Imperial England Settles the Southeast
Imperial England Settles the Southeast
The Lane Colony. Arthur Barlowe’s description of the settlement site thrilled Sir Walter Raleigh, so in April 1585 he put his cousin Sir Richard Grenville and another man, Ralph Lane, in charge of the 108 men who would build the first English colony of Virginia, so named after Queen Elizabeth I, the Virgin Queen. Manteo and Wanchese also went along to provide translation skills and practical advice. Lane supervised the construction of Fort Raleigh and several frame houses, and he and the other men quickly began searching for gold and the passage to Asia. Supplies soon ran out, however, and relations with the local Algonquians were terrible.
Chief Wingina. The Roanoke colonists encountered three groups of Algonquians: the Roanokes, Croatoans, and Secotans, who together amounted to about seven thousand people. In terms of culture they lived in a fashion similar to the Powhatan Indians of the Virginia Tidewater. Verrazzano may have had contact with the groups during his voyage, and there is scattered evidence to suggest that the Secotans from time to time rescued shipwrecked Spanish sailors. The wereowance, or paramount chief, of the Roanokes, Wingina, assigned the colonists a portion of Roanoke Island for their colony, and he attempted to position himself so that he controlled their movements and their trade with the rival
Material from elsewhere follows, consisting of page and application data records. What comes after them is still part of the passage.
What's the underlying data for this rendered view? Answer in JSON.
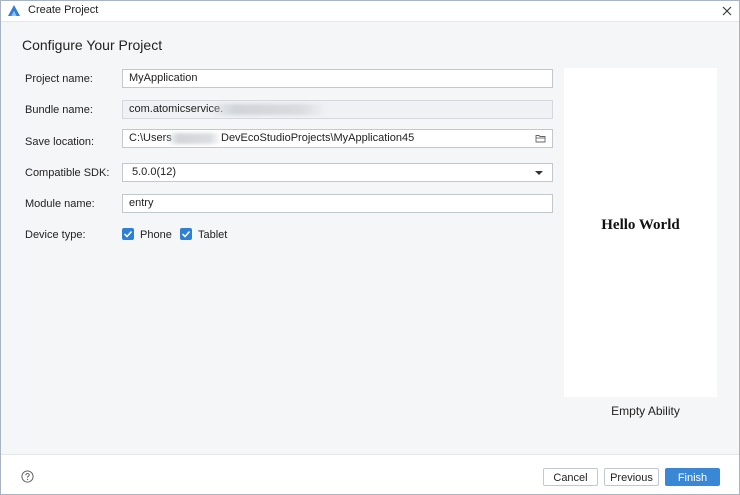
{
  "window": {
    "title": "Create Project",
    "icon": "deveco-logo-icon",
    "close_icon": "close-icon"
  },
  "page": {
    "heading": "Configure Your Project"
  },
  "form": {
    "project_name": {
      "label": "Project name:",
      "value": "MyApplication"
    },
    "bundle_name": {
      "label": "Bundle name:",
      "value": "com.atomicservice."
    },
    "save_location": {
      "label": "Save location:",
      "value_prefix": "C:\\Users",
      "value_suffix": "DevEcoStudioProjects\\MyApplication45",
      "icon": "folder-icon"
    },
    "compatible_sdk": {
      "label": "Compatible SDK:",
      "value": "5.0.0(12)"
    },
    "module_name": {
      "label": "Module name:",
      "value": "entry"
    },
    "device_type": {
      "label": "Device type:",
      "options": [
        {
          "label": "Phone",
          "checked": true
        },
        {
          "label": "Tablet",
          "checked": true
        }
      ]
    }
  },
  "preview": {
    "text": "Hello World",
    "template_name": "Empty Ability"
  },
  "footer": {
    "help_icon": "help-icon",
    "cancel_label": "Cancel",
    "previous_label": "Previous",
    "finish_label": "Finish"
  },
  "colors": {
    "accent": "#3a87d6",
    "checkbox": "#2e7fd6",
    "panel_bg": "#f5f6f8"
  }
}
Croatoans. Twice he fell sick and requested that the English pray for him. When his health improved he and many others began to express a great interest in the English god, but their curiosity soon gave way to resentment. Short of food, the English demanded of Wingina’s people supplies of corn they were not prepared to surrender. English frustrations came to a head when an Indian allegedly stole a silver cup from a colonist’s home. Unable to reclaim the missing object, the settlers burned a town and destroyed its cornfields. Later, after hearing of a conspiracy organized by Wingina to drive the English off the island, one of the military commanders assassinated the chief and his advisors. The murders hardly settled things, and the colonists settled in for a period of protracted hostility. By chance Sir Francis Drake, who had just sacked St. Augustine, arrived in 1586, and he hauled the surviving colonists back to England. The bags of pearls that they brought back nevertheless confirmed to many the existence of the elusive Chicora.
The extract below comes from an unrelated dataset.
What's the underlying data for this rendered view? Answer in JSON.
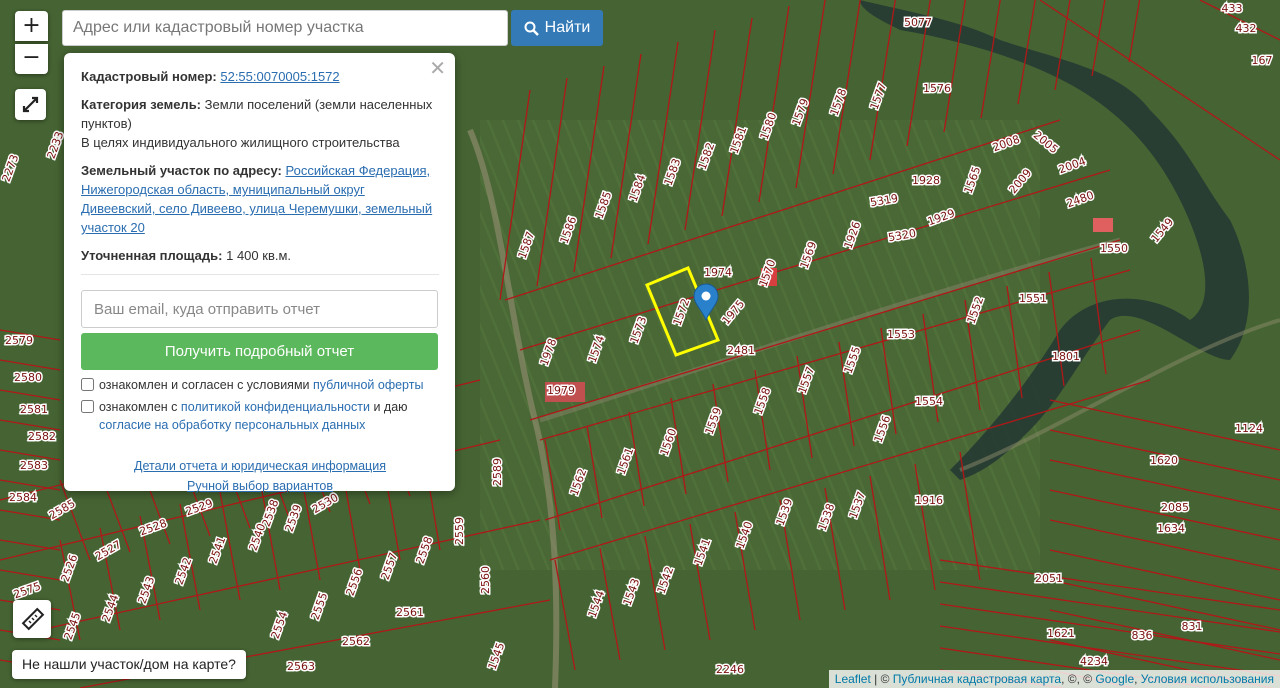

The “Lost Colony.” In spite of Lane’s failure, Raleigh had faith that a colony could be built, so in 1587 he sent John White, who had belonged to the first Roanoke expedition, to try again, only this time the target was Chesapeake Bay. The following year White led eighty-four men, including Manteo; seventeen women; and nine children across the Atlantic, but problems with food and dissension among the settlers forced him to land at Roanoke, where he at least knew the ground and what to expect. Continued hostility with the Roanokes threatened the new colony, and White began drawing up plans to relocate among the friendly Croatoans where Manteo’s mother was chief. When supplies ran short White returned to England to collect more provisions. He planned to return with a supply ship the following summer, but Philip II’s Spanish armada cut off English naval traffic in 1588. Not until 1590 did White make it back to Roanoke, where he found “the houses taken down [and] things throwen here and there, almost overgrown with grasse and weedes.” He also found the word “CROATOAN” carved on a tree. No one knows what happened to the so-called Lost Colony, but most scholars agree that the colonists probably headed inland to live with the Croatoans. Evidence suggests that the Powhatans killed the colonists in 1606, one year before the founding of Jamestown, in order to forestall further English settlement of the area.
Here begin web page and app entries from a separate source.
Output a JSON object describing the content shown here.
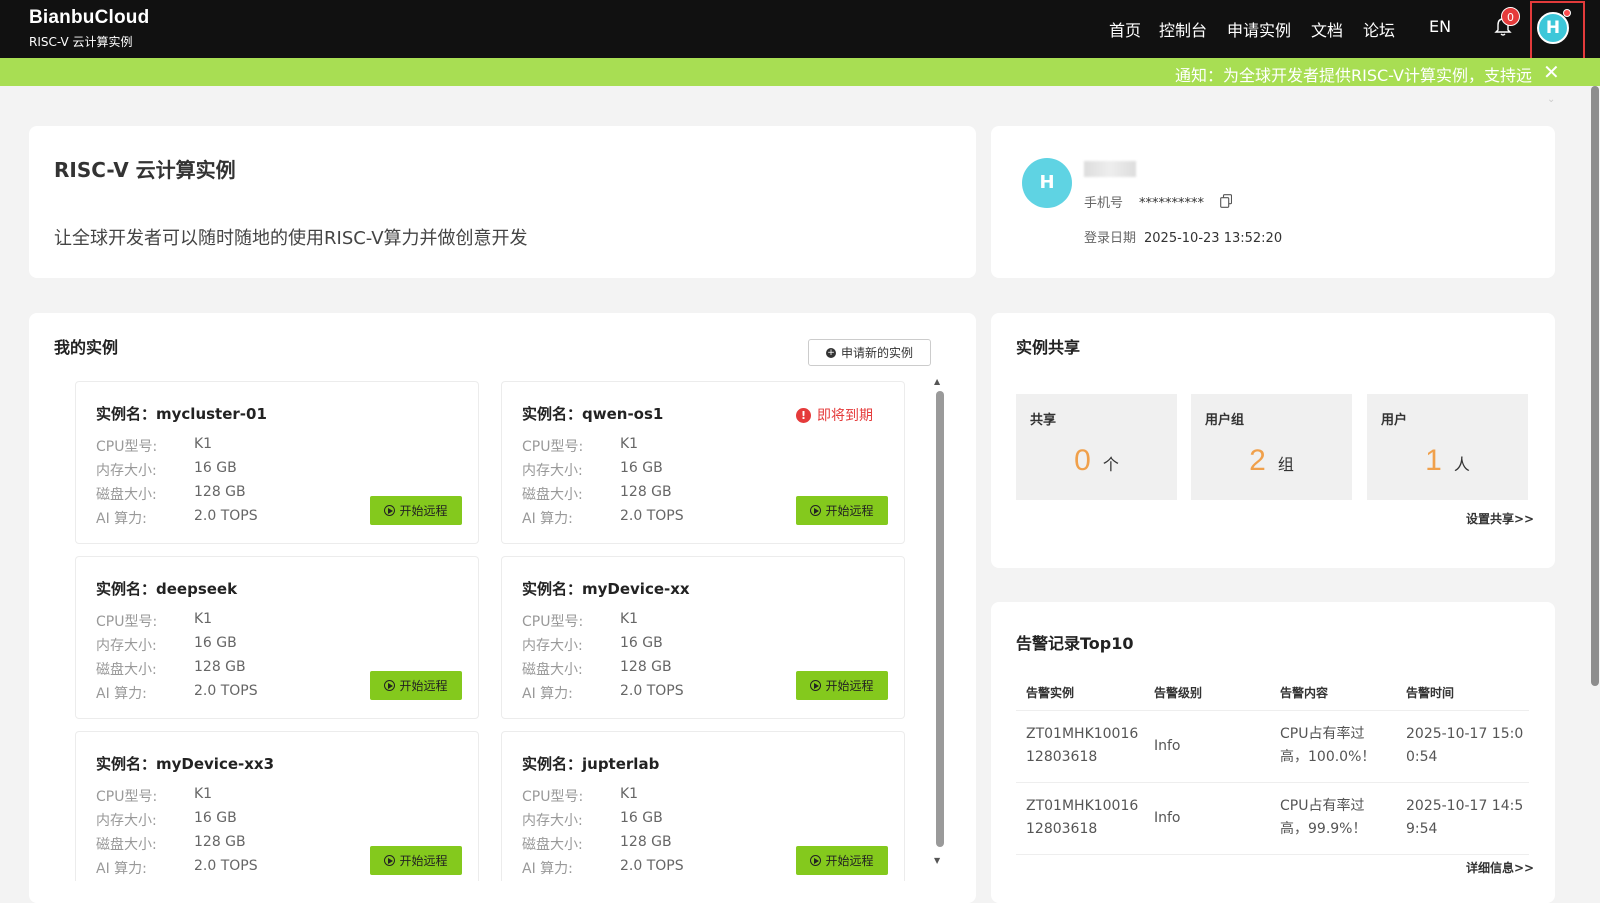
{
  "header": {
    "brand": "BianbuCloud",
    "subtitle": "RISC-V 云计算实例",
    "nav": [
      "首页",
      "控制台",
      "申请实例",
      "文档",
      "论坛",
      "EN"
    ],
    "bell_count": "0",
    "avatar_letter": "H"
  },
  "notice": {
    "text": "通知：为全球开发者提供RISC-V计算实例，支持远",
    "close": "✕"
  },
  "intro": {
    "title": "RISC-V 云计算实例",
    "desc": "让全球开发者可以随时随地的使用RISC-V算力并做创意开发"
  },
  "profile": {
    "avatar_letter": "H",
    "phone_label": "手机号",
    "phone_value": "**********",
    "login_label": "登录日期",
    "login_value": "2025-10-23 13:52:20"
  },
  "instances": {
    "title": "我的实例",
    "apply_label": "申请新的实例",
    "start_label": "开始远程",
    "expire_label": "即将到期",
    "row_labels": {
      "cpu": "CPU型号:",
      "mem": "内存大小:",
      "disk": "磁盘大小:",
      "ai": "AI 算力:"
    },
    "items": [
      {
        "name": "实例名：mycluster-01",
        "cpu": "K1",
        "mem": "16 GB",
        "disk": "128 GB",
        "ai": "2.0 TOPS"
      },
      {
        "name": "实例名：qwen-os1",
        "cpu": "K1",
        "mem": "16 GB",
        "disk": "128 GB",
        "ai": "2.0 TOPS"
      },
      {
        "name": "实例名：deepseek",
        "cpu": "K1",
        "mem": "16 GB",
        "disk": "128 GB",
        "ai": "2.0 TOPS"
      },
      {
        "name": "实例名：myDevice-xx",
        "cpu": "K1",
        "mem": "16 GB",
        "disk": "128 GB",
        "ai": "2.0 TOPS"
      },
      {
        "name": "实例名：myDevice-xx3",
        "cpu": "K1",
        "mem": "16 GB",
        "disk": "128 GB",
        "ai": "2.0 TOPS"
      },
      {
        "name": "实例名：jupterlab",
        "cpu": "K1",
        "mem": "16 GB",
        "disk": "128 GB",
        "ai": "2.0 TOPS"
      }
    ]
  },
  "share": {
    "title": "实例共享",
    "boxes": [
      {
        "label": "共享",
        "num": "0",
        "unit": "个"
      },
      {
        "label": "用户组",
        "num": "2",
        "unit": "组"
      },
      {
        "label": "用户",
        "num": "1",
        "unit": "人"
      }
    ],
    "link": "设置共享>>"
  },
  "alerts": {
    "title": "告警记录Top10",
    "headers": [
      "告警实例",
      "告警级别",
      "告警内容",
      "告警时间"
    ],
    "rows": [
      [
        "ZT01MHK1001612803618",
        "Info",
        "CPU占有率过高，100.0%！",
        "2025-10-17 15:00:54"
      ],
      [
        "ZT01MHK1001612803618",
        "Info",
        "CPU占有率过高，99.9%！",
        "2025-10-17 14:59:54"
      ]
    ],
    "link": "详细信息>>"
  },
  "colors": {
    "accent_green": "#84c91d",
    "notice_bg": "#a8de53",
    "warn_red": "#e53b3b",
    "share_orange": "#f0a04b",
    "avatar_teal": "#3dc7d9"
  }
}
Native Societies From the Mogollons to the Algonquians smoked a wide variety of plants in their ceremonies and healing rituals, but of all of the various plants, tobacco was by far the most common, and, given the course of colonization, the most important for both natives and newcomers. Tobacco, a Spanish corruption of the Arawak word for cigar, grows in several different species, the most common of which was Nicotiana rustica, which came originally from the Andes region of South America. How it got to North America is unknown, but like corn and other plants it probably was carried over such great distances by traders. The frequency with which pipes are found in archaeological sites suggests the importance of the plant, but it was also used as snuff and was eaten. Notwithstanding the stimulant properties of tobacco, its smoke was considered to unite the earth on which the Indians lived with the spirits and gods of the skies. Whenever Indians wanted Europeans to enter into an alliance with them they shared with the newcomers a calumet, or pipe, stuffed with the weed. The tobacco that gained later fame as the staple of the Jamestown colony was not indigenous to North America but was imported from the Orinoco Valley of Brazil.
V. G. Kiernan, Tobacco: A History (London: Hutchinson, 1991).
David B. Quinn, comp. and ed., The Roanoke Voyages, 1584–1590, 2 volumes (London: Hakluyt Society, 1955);
David B. Quinn, Set Fair for Roanoke: Voyages and Colonies, 1584–1606 (Chapel Hill: University of North Carolina Press, 1985).